In a letter dated June 27, 1779, which came to Tallmadge enclosed in another, inconsequential letter, Washington advises his recruiter to investigate a new potential source of information: "There is a man on York Island living on or near the North River, of the name of George Higday who I am told hath given signal proofs of his attachment to us, & at the same time stands well with the enemy.--If upon inquiry this is found to be the case (and much caution should be used in investigating the matter, as well as on his own account as on that of Higday) he will be a fit instrument to convey intelligence to me . . . ." Tallmadge's intelligence network communicated via personally delivered coded letters that were concealed in order to look innocuous should the messengers be caught, and the sound intelligence chain continued to provide Washington with invaluable information throughout the war. [For more information on Revolution-era spies, see the University of Michigan’s “Spies of the Revolutionary War” at si.umich.edu/spies/index-people.html (accessed in 2005)]
Though many letters written during the Revolutionary time period were either business transactions or missives of a strategic military/political nature, personal letters were still written and received by that small percentage of the population who were wealthy enough to afford the postage fees. These letters served as a source of news to those who received them, whether they traveled overseas or within the colonies, and also expressed the opinions of ordinary citizens (extraordinary only in their wealth) on the tumult around them. Responses ran the gamut from outrage at the British and full support of the Revolutionaries' actions to Loyalist leanings. In a letter from 1775, a Loyalist lady from Massachusetts named Anne Hulton described for her friend Mrs. Adam Lightbody back in England the actions of the colonial minutemen, whom she called "the banditti." Criticizing their unconventional battle strategies, she complained, "The [British] Troops now combatted with fresh Ardour, & marched in their return with undaunted countenances, receiving Sheets of fire all the way for many Miles, yet having no visible Enemy to combat with, for they never would face 'em in an open field, but always skulked & fired from behind Walls, & trees, & out of Windows of Houses . . . ."

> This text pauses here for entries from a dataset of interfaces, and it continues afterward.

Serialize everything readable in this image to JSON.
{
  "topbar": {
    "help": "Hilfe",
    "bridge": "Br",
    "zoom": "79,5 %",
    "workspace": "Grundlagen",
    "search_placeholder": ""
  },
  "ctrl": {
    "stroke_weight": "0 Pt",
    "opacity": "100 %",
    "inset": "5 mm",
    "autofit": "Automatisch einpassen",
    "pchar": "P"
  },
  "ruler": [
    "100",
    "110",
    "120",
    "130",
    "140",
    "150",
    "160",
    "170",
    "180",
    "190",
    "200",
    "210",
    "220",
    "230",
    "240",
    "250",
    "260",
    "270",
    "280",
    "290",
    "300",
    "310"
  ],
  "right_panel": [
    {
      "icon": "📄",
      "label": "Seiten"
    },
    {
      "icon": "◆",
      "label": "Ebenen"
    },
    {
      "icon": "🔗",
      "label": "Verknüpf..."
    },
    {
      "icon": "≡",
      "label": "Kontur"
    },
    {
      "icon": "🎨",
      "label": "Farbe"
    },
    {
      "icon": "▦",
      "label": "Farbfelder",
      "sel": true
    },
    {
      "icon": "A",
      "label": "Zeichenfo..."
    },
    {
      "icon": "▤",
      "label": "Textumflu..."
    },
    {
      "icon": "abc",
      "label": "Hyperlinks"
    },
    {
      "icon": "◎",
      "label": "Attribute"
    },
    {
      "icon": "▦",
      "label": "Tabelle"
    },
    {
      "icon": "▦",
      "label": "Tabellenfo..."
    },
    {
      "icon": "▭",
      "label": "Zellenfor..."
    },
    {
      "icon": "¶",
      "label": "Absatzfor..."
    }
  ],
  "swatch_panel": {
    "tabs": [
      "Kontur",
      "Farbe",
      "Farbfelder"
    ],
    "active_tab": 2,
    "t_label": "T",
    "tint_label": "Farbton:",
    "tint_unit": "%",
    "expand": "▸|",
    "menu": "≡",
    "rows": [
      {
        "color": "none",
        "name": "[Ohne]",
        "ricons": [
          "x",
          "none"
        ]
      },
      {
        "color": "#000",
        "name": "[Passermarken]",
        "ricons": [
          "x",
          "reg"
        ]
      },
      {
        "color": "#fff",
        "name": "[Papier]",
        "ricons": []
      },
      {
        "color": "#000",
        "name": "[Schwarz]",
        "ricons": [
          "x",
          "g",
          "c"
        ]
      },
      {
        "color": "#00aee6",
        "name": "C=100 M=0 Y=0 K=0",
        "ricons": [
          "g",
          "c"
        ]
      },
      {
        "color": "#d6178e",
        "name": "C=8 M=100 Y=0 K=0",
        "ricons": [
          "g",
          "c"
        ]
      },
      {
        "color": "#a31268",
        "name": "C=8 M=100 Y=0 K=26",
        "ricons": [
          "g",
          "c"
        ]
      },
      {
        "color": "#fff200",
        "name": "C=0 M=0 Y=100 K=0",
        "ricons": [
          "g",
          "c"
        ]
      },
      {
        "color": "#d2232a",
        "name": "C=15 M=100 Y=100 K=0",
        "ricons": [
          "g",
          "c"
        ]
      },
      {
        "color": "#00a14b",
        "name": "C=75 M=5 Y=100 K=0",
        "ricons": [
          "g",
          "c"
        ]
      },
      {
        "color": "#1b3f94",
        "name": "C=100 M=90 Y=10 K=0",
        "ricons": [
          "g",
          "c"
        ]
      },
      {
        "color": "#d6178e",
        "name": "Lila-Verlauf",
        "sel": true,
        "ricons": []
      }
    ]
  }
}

As Hulton's depiction of British military hardships raced across the Atlantic, the Continental Congress was preparing to state their case against the King of England. Thirty years later John Adams, in a letter to Timothy Pickering, fellow Federalist, former Postmaster General, and Adams' secretary of state, explained the way in which Thomas Jefferson (who Pickering hated) had come to be chosen as the man to write the Declaration of Independence. "Though a silent member in Congress," Adams wrote of Jefferson, "he was so prompt, frank, explicit and decisive upon committees and in conversation, not even Samuel Adams was more so, that he soon seized upon my heart; and upon this occasion I gave him my vote . . . ." Later in the letter Adams reported the reasons he gave Jefferson for refusing to write the draft himself when the younger man offered him the opportunity in committee: “Reason first—You are a Virginian, and a Virginian ought to appear at the head of this business. Reason second—I am obnoxious, suspected, and unpopular. You are very much otherwise. Reason third—You can write ten times better than I can.” Describing in such detail this significant moment in American history, Adams’ letter has become much more than a simple communication between friends. Like the letters of many prominent Americans, it has become one of the important historical documents that record for posterity the origin of a nation.